Lola stood on the crater edge, a tablet and stylus in her hand. Her ear itched, but there was use in scratching at it, her head was completely covered by her spacesuit helmet. She bent over and picked up a few of the grey stones and let them tumble from her fingers.
“Lola, have you finished your determination?” Professor McCranky — ahem — Professor McCranston, was tapping his wrist to indicate that time was passing.
“One minute!” Lola toggled the sensors in her helmet and a grid pattern appeared before her. She used the chip in her brain to interface with the tools in her suit to measure the cup-shaped crater. It was around 10 kilometers and had no central floor. A small one, known as an Albategnius C, or ALC. She spun in the light lunar gravity and then bunny hopped back to the rover. Before she entered the rover with the other students, she tapped her tablet to the Professors. He looked at her result and grunted. Then the group was off to the next stop.
Johnny nudged her. It would be a long ride to the next crater example. Topography was a required course at Lunar University. Learning to identify terrain was a survival skill on Earth’s single moon. Through his faceplate, she could see his dark eyes and skin. His father was seldom home on Luna Colony, he piloted one of the supply ships that made the trek between the Moon and Mars and the turnaround time was a long 18 months. That was one of the reasons why he started coming around her home dome, but over time they developed a friendship that had turned into something sweeter than either had expected. However, graduation was approaching. Soon both would need to make a choice about their future.
The rover stopped and the group of students tumbled out into the grey dust. The Professor tapped his wrist and then gestured for the group to spread out. Johnny touched her arm and then bounded off, leaping far too high in the air as if he were Buzz Aldrin exploring the moon on the first moon landing. Showoff. She took smaller steps and found the edge of the new crater in good time. She toggled on the measurement system and scanned the crater. This one she had seen before. She had visited it with her Mom and Dad on an outing years ago. The complex crater had to be close to fifty kilometers in diameter. She did not wish to approach the edge since the inner walls slumped to the bottom floor. Its archetype was isTriesnecker also known as TRI.
There was a crackle in her helmet. “Aiee! The wall is going down.”
Lola froze and then whirled toward where her friend had run off and in horror, she realized that the lip of the crater had collapsed taking her best friend down with it. She ran for the wall, not caring if she was putting herself in danger. Before she could reach the edge, a hand clamped down on her shoulder and stopped her forward motion. It was McCranky!
“It is too dangerous. Stay here. I’m going to send for help from the rangers.” The other students gathered together, their shoulders hunched, helmets tapped together to allow them to talk in private without using the radio. The professor returned to the rover.
Lola felt as if the air had squeezed from her lungs.
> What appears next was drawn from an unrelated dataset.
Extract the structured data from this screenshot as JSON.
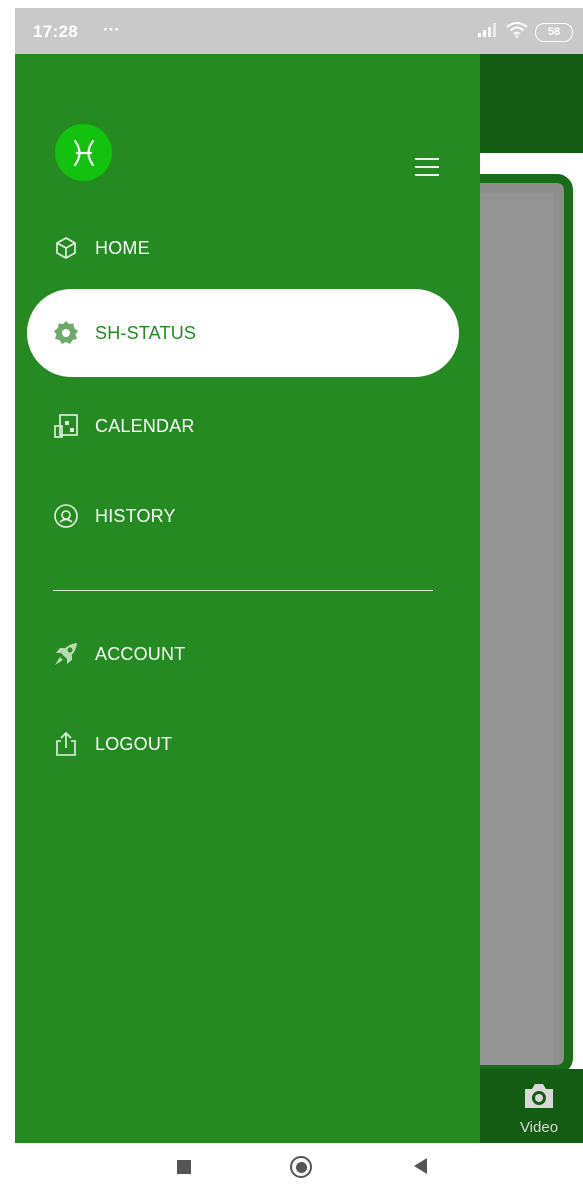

Disregarding the professor’s instructions she made her way to the edge of the crater, inching forward until she could see over the lip. Down below, on the smooth floor, Johnny lay with his arms and legs spread wide. Was he dead? She sighed. When you’re gone. How can I even try to go on?
There was another crackle in her helmet. “SOS.”
“Johnny! Are you okay?” Her eyes widened and her breath came out in ragged gasps. Her oxygen levels were doing a wild dance. Was he crying out for help? Where were those damn rangers!
“The crater is an isSosigenes. SOS.”
“You asshole! Are you playing me?” Down below, Johnny pulled his legs and arms in and rolled over. He sat up and gazed up the long slope of the crater. He tilted his helmet to one side and shrugged his shoulders.
“Stay where you are, John. The wall of the crater could go down further. This is not a laughing matter.”
“Oh, and you are wrong in your determination.” The professor said. “The crater is known as an isTriesnecker.”
“Doh. A TRI? No wonder the wall collapsed.”
“This is why we take you out here to observe the craters. It is for your own safety. Next time, watch your step.” The professor put a hand on her shoulder and tapped his helmet to her for a private conversation. “Be careful, but stay here with him. We’ll get him out of there soon enough.”
“Thank you, Professor Cranston.” Maybe the man wasn’t so cranky after all.
Wendy Van Camp writes science fiction, regency romance, and poetry. Her writing blog No Wasted Ink features essays about the craft of writing, poetry, flash fiction, and author interviews. Wendy’s short stories and poems have appeared in science fiction magazines such as “Quantum Visions”, “Altered Reality Magazine”, “Scifaikuest”, and “Far Horizons”. She has won Honorable Mention at the Writers of the Future Contest and is a graduate of the James Gunn Speculative Fiction Workshop.